WHAT NEEDS TO BE DONE → Reproduce the full listing as it stands. Images do not belong in the copy.

PROVIDED INFORMATION →
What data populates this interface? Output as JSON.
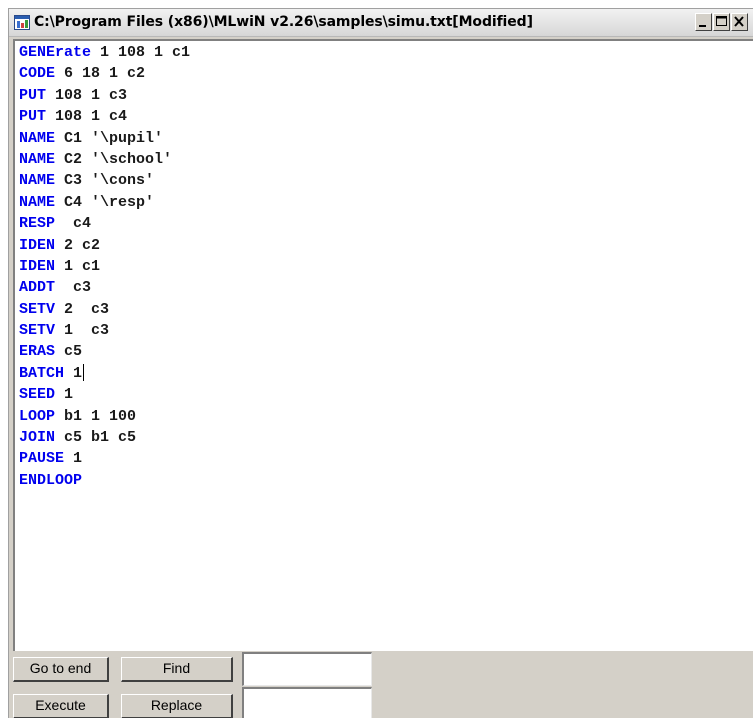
{
  "window": {
    "title": "C:\\Program Files (x86)\\MLwiN v2.26\\samples\\simu.txt[Modified]",
    "app_icon": "mlwin-doc-icon",
    "controls": {
      "minimize": "minimize-icon",
      "maximize": "maximize-icon",
      "close": "close-icon"
    }
  },
  "editor": {
    "lines": [
      {
        "keyword": "GENErate",
        "args": " 1 108 1 c1"
      },
      {
        "keyword": "CODE",
        "args": " 6 18 1 c2"
      },
      {
        "keyword": "PUT",
        "args": " 108 1 c3"
      },
      {
        "keyword": "PUT",
        "args": " 108 1 c4"
      },
      {
        "keyword": "NAME",
        "args": " C1 '\\pupil'"
      },
      {
        "keyword": "NAME",
        "args": " C2 '\\school'"
      },
      {
        "keyword": "NAME",
        "args": " C3 '\\cons'"
      },
      {
        "keyword": "NAME",
        "args": " C4 '\\resp'"
      },
      {
        "keyword": "RESP",
        "args": "  c4"
      },
      {
        "keyword": "IDEN",
        "args": " 2 c2"
      },
      {
        "keyword": "IDEN",
        "args": " 1 c1"
      },
      {
        "keyword": "ADDT",
        "args": "  c3"
      },
      {
        "keyword": "SETV",
        "args": " 2  c3"
      },
      {
        "keyword": "SETV",
        "args": " 1  c3"
      },
      {
        "keyword": "ERAS",
        "args": " c5"
      },
      {
        "keyword": "BATCH",
        "args": " 1"
      },
      {
        "keyword": "SEED",
        "args": " 1"
      },
      {
        "keyword": "LOOP",
        "args": " b1 1 100"
      },
      {
        "keyword": "JOIN",
        "args": " c5 b1 c5"
      },
      {
        "keyword": "PAUSE",
        "args": " 1"
      },
      {
        "keyword": "ENDLOOP",
        "args": ""
      }
    ],
    "caret_line": 15
  },
  "controls": {
    "go_to_end_label": "Go to end",
    "find_label": "Find",
    "execute_label": "Execute",
    "replace_label": "Replace",
    "find_value": "",
    "replace_value": ""
  },
  "colors": {
    "keyword": "#0000ee",
    "text": "#1a1a1a",
    "panel": "#d4d0c8"
  }
}
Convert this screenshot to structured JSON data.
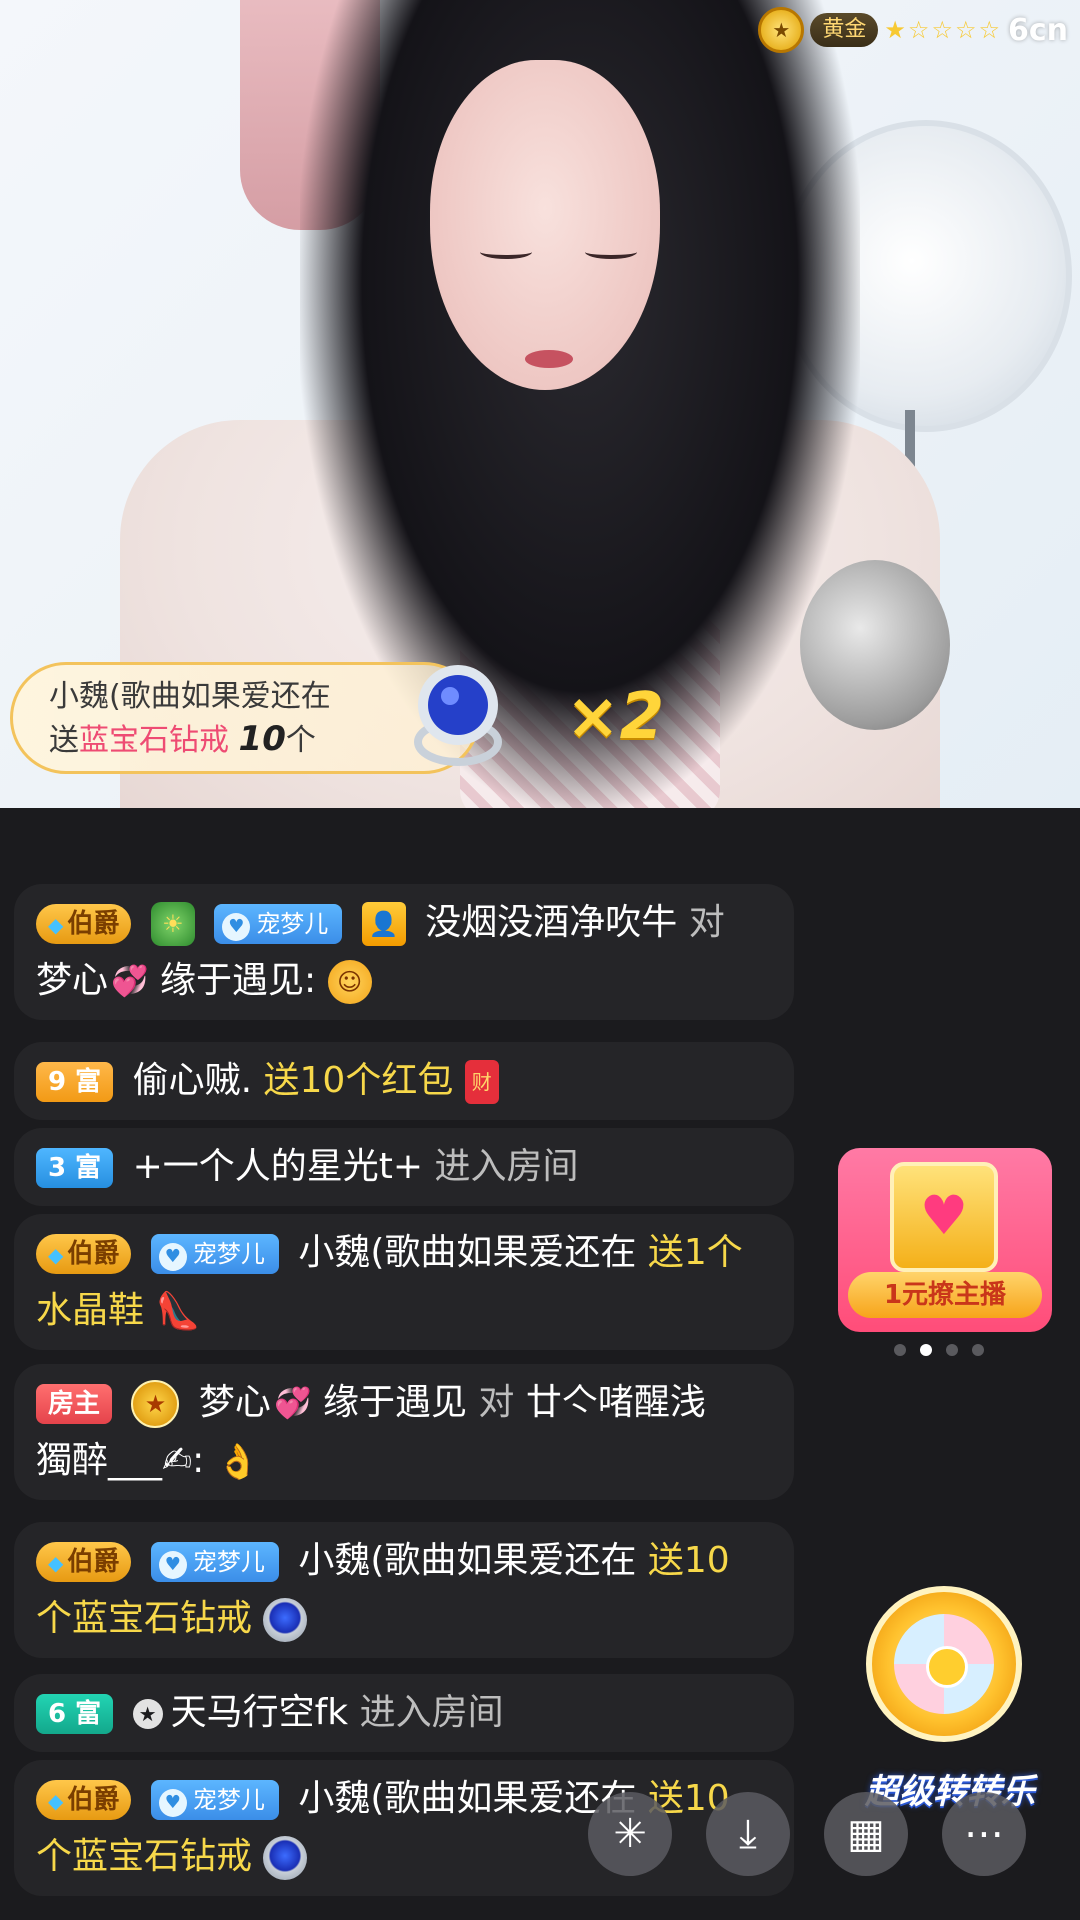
{
  "video": {
    "rank_label": "黄金",
    "rank_stars": "★☆☆☆☆",
    "site_logo": "6cn"
  },
  "gift_banner": {
    "sender": "小魏(歌曲如果爱还在",
    "send_word": "送",
    "gift_name": "蓝宝石钻戒",
    "count": "10",
    "unit": "个",
    "multiplier": "×2"
  },
  "chat": {
    "messages": [
      {
        "badge": "伯爵",
        "pet": "宠梦儿",
        "user": "没烟没酒净吹牛",
        "to_word": "对",
        "target": "梦心",
        "target_tail": "缘于遇见:"
      },
      {
        "badge": "9 富",
        "user": "偷心贼.",
        "action": "送10个红包",
        "icon_text": "财"
      },
      {
        "badge": "3 富",
        "user": "+一个人的星光t+",
        "action": "进入房间"
      },
      {
        "badge": "伯爵",
        "pet": "宠梦儿",
        "user": "小魏(歌曲如果爱还在",
        "action_a": "送1个",
        "action_b": "水晶鞋"
      },
      {
        "badge": "房主",
        "user": "梦心",
        "user_tail": "缘于遇见",
        "to_word": "对",
        "target": "廿亽啫醒浅",
        "target_tail": "獨醉___✍:"
      },
      {
        "badge": "伯爵",
        "pet": "宠梦儿",
        "user": "小魏(歌曲如果爱还在",
        "action_a": "送10",
        "action_b": "个蓝宝石钻戒"
      },
      {
        "badge": "6 富",
        "user": "天马行空fk",
        "action": "进入房间"
      },
      {
        "badge": "伯爵",
        "pet": "宠梦儿",
        "user": "小魏(歌曲如果爱还在",
        "action_a": "送10",
        "action_b": "个蓝宝石钻戒"
      }
    ]
  },
  "promo": {
    "label": "1元撩主播",
    "active_page": 2,
    "pages": 4
  },
  "wheel": {
    "label": "超级转转乐"
  },
  "colors": {
    "chat_bg": "#1b1b1e",
    "bubble_bg": "#252528",
    "highlight": "#f7d84a",
    "gift_pink": "#ee4b73"
  }
}
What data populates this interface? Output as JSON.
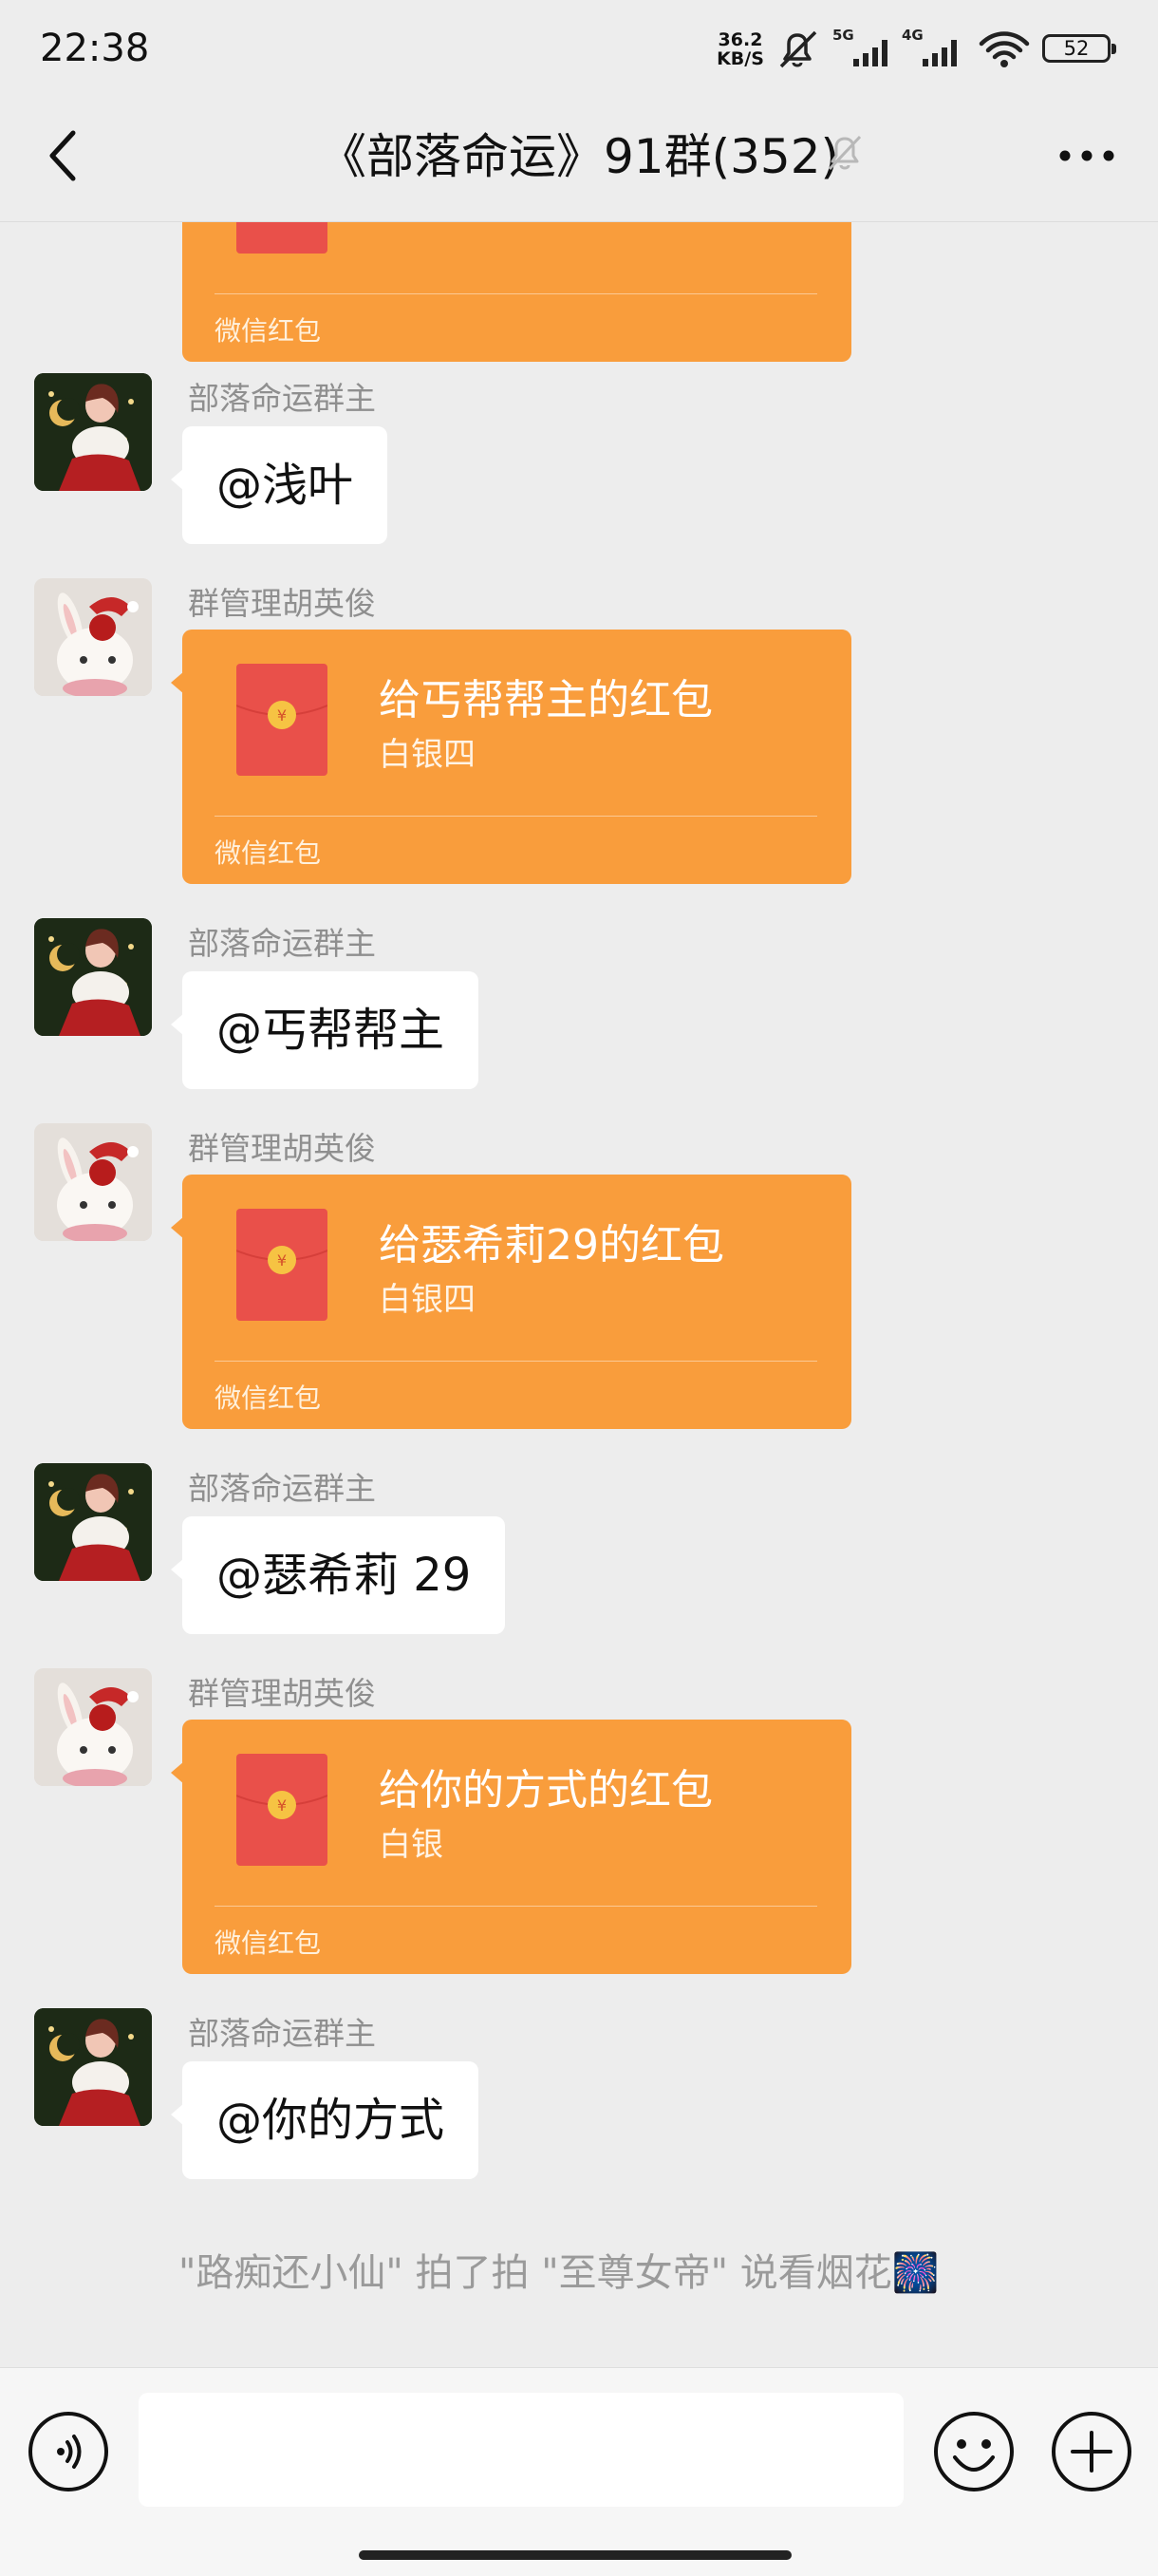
{
  "status_bar": {
    "time": "22:38",
    "net_speed_value": "36.2",
    "net_speed_unit": "KB/S",
    "net1": "5G",
    "net2": "4G",
    "battery": "52"
  },
  "header": {
    "title": "《部落命运》91群(352)",
    "back_icon": "chevron-left-icon",
    "mute_icon": "bell-off-icon",
    "more_icon": "more-horizontal-icon"
  },
  "messages": [
    {
      "type": "red_packet_partial",
      "footer": "微信红包"
    },
    {
      "sender": "部落命运群主",
      "type": "text",
      "text": "@浅叶"
    },
    {
      "sender": "群管理胡英俊",
      "type": "red_packet",
      "title": "给丐帮帮主的红包",
      "subtitle": "白银四",
      "footer": "微信红包"
    },
    {
      "sender": "部落命运群主",
      "type": "text",
      "text": "@丐帮帮主"
    },
    {
      "sender": "群管理胡英俊",
      "type": "red_packet",
      "title": "给瑟希莉29的红包",
      "subtitle": "白银四",
      "footer": "微信红包"
    },
    {
      "sender": "部落命运群主",
      "type": "text",
      "text": "@瑟希莉 29"
    },
    {
      "sender": "群管理胡英俊",
      "type": "red_packet",
      "title": "给你的方式的红包",
      "subtitle": "白银",
      "footer": "微信红包"
    },
    {
      "sender": "部落命运群主",
      "type": "text",
      "text": "@你的方式"
    }
  ],
  "system_message": "\"路痴还小仙\" 拍了拍 \"至尊女帝\" 说看烟花🎆",
  "input_bar": {
    "voice_icon": "voice-icon",
    "message_value": "",
    "emoji_icon": "emoji-icon",
    "plus_icon": "plus-icon"
  },
  "colors": {
    "background": "#ededed",
    "red_packet": "#f99d3c",
    "envelope": "#e9504a",
    "coin": "#f6c343"
  }
}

WRITTEN SOLUTION →
What data populates this interface? Output as JSON.
{
  "window": {
    "title": "C:\\Program Files (x86)\\MLwiN v2.26\\samples\\simu.txt[Modified]",
    "app_icon": "mlwin-doc-icon",
    "controls": {
      "minimize": "minimize-icon",
      "maximize": "maximize-icon",
      "close": "close-icon"
    }
  },
  "editor": {
    "lines": [
      {
        "keyword": "GENErate",
        "args": " 1 108 1 c1"
      },
      {
        "keyword": "CODE",
        "args": " 6 18 1 c2"
      },
      {
        "keyword": "PUT",
        "args": " 108 1 c3"
      },
      {
        "keyword": "PUT",
        "args": " 108 1 c4"
      },
      {
        "keyword": "NAME",
        "args": " C1 '\\pupil'"
      },
      {
        "keyword": "NAME",
        "args": " C2 '\\school'"
      },
      {
        "keyword": "NAME",
        "args": " C3 '\\cons'"
      },
      {
        "keyword": "NAME",
        "args": " C4 '\\resp'"
      },
      {
        "keyword": "RESP",
        "args": "  c4"
      },
      {
        "keyword": "IDEN",
        "args": " 2 c2"
      },
      {
        "keyword": "IDEN",
        "args": " 1 c1"
      },
      {
        "keyword": "ADDT",
        "args": "  c3"
      },
      {
        "keyword": "SETV",
        "args": " 2  c3"
      },
      {
        "keyword": "SETV",
        "args": " 1  c3"
      },
      {
        "keyword": "ERAS",
        "args": " c5"
      },
      {
        "keyword": "BATCH",
        "args": " 1"
      },
      {
        "keyword": "SEED",
        "args": " 1"
      },
      {
        "keyword": "LOOP",
        "args": " b1 1 100"
      },
      {
        "keyword": "JOIN",
        "args": " c5 b1 c5"
      },
      {
        "keyword": "PAUSE",
        "args": " 1"
      },
      {
        "keyword": "ENDLOOP",
        "args": ""
      }
    ],
    "caret_line": 15
  },
  "controls": {
    "go_to_end_label": "Go to end",
    "find_label": "Find",
    "execute_label": "Execute",
    "replace_label": "Replace",
    "find_value": "",
    "replace_value": ""
  },
  "colors": {
    "keyword": "#0000ee",
    "text": "#1a1a1a",
    "panel": "#d4d0c8"
  }
}
Convert this screenshot to structured JSON data.
{
  "video": {
    "rank_label": "黄金",
    "rank_stars": "★☆☆☆☆",
    "site_logo": "6cn"
  },
  "gift_banner": {
    "sender": "小魏(歌曲如果爱还在",
    "send_word": "送",
    "gift_name": "蓝宝石钻戒",
    "count": "10",
    "unit": "个",
    "multiplier": "×2"
  },
  "chat": {
    "messages": [
      {
        "badge": "伯爵",
        "pet": "宠梦儿",
        "user": "没烟没酒净吹牛",
        "to_word": "对",
        "target": "梦心",
        "target_tail": "缘于遇见:"
      },
      {
        "badge": "9 富",
        "user": "偷心贼.",
        "action": "送10个红包",
        "icon_text": "财"
      },
      {
        "badge": "3 富",
        "user": "+一个人的星光t+",
        "action": "进入房间"
      },
      {
        "badge": "伯爵",
        "pet": "宠梦儿",
        "user": "小魏(歌曲如果爱还在",
        "action_a": "送1个",
        "action_b": "水晶鞋"
      },
      {
        "badge": "房主",
        "user": "梦心",
        "user_tail": "缘于遇见",
        "to_word": "对",
        "target": "廿亽啫醒浅",
        "target_tail": "獨醉___✍:"
      },
      {
        "badge": "伯爵",
        "pet": "宠梦儿",
        "user": "小魏(歌曲如果爱还在",
        "action_a": "送10",
        "action_b": "个蓝宝石钻戒"
      },
      {
        "badge": "6 富",
        "user": "天马行空fk",
        "action": "进入房间"
      },
      {
        "badge": "伯爵",
        "pet": "宠梦儿",
        "user": "小魏(歌曲如果爱还在",
        "action_a": "送10",
        "action_b": "个蓝宝石钻戒"
      }
    ]
  },
  "promo": {
    "label": "1元撩主播",
    "active_page": 2,
    "pages": 4
  },
  "wheel": {
    "label": "超级转转乐"
  },
  "colors": {
    "chat_bg": "#1b1b1e",
    "bubble_bg": "#252528",
    "highlight": "#f7d84a",
    "gift_pink": "#ee4b73"
  }
}
What data populates this interface? Output as JSON.
{
  "status_bar": {
    "time": "22:38",
    "net_speed_value": "36.2",
    "net_speed_unit": "KB/S",
    "net1": "5G",
    "net2": "4G",
    "battery": "52"
  },
  "header": {
    "title": "《部落命运》91群(352)",
    "back_icon": "chevron-left-icon",
    "mute_icon": "bell-off-icon",
    "more_icon": "more-horizontal-icon"
  },
  "messages": [
    {
      "type": "red_packet_partial",
      "footer": "微信红包"
    },
    {
      "sender": "部落命运群主",
      "type": "text",
      "text": "@浅叶"
    },
    {
      "sender": "群管理胡英俊",
      "type": "red_packet",
      "title": "给丐帮帮主的红包",
      "subtitle": "白银四",
      "footer": "微信红包"
    },
    {
      "sender": "部落命运群主",
      "type": "text",
      "text": "@丐帮帮主"
    },
    {
      "sender": "群管理胡英俊",
      "type": "red_packet",
      "title": "给瑟希莉29的红包",
      "subtitle": "白银四",
      "footer": "微信红包"
    },
    {
      "sender": "部落命运群主",
      "type": "text",
      "text": "@瑟希莉 29"
    },
    {
      "sender": "群管理胡英俊",
      "type": "red_packet",
      "title": "给你的方式的红包",
      "subtitle": "白银",
      "footer": "微信红包"
    },
    {
      "sender": "部落命运群主",
      "type": "text",
      "text": "@你的方式"
    }
  ],
  "system_message": "\"路痴还小仙\" 拍了拍 \"至尊女帝\" 说看烟花🎆",
  "input_bar": {
    "voice_icon": "voice-icon",
    "message_value": "",
    "emoji_icon": "emoji-icon",
    "plus_icon": "plus-icon"
  },
  "colors": {
    "background": "#ededed",
    "red_packet": "#f99d3c",
    "envelope": "#e9504a",
    "coin": "#f6c343"
  }
}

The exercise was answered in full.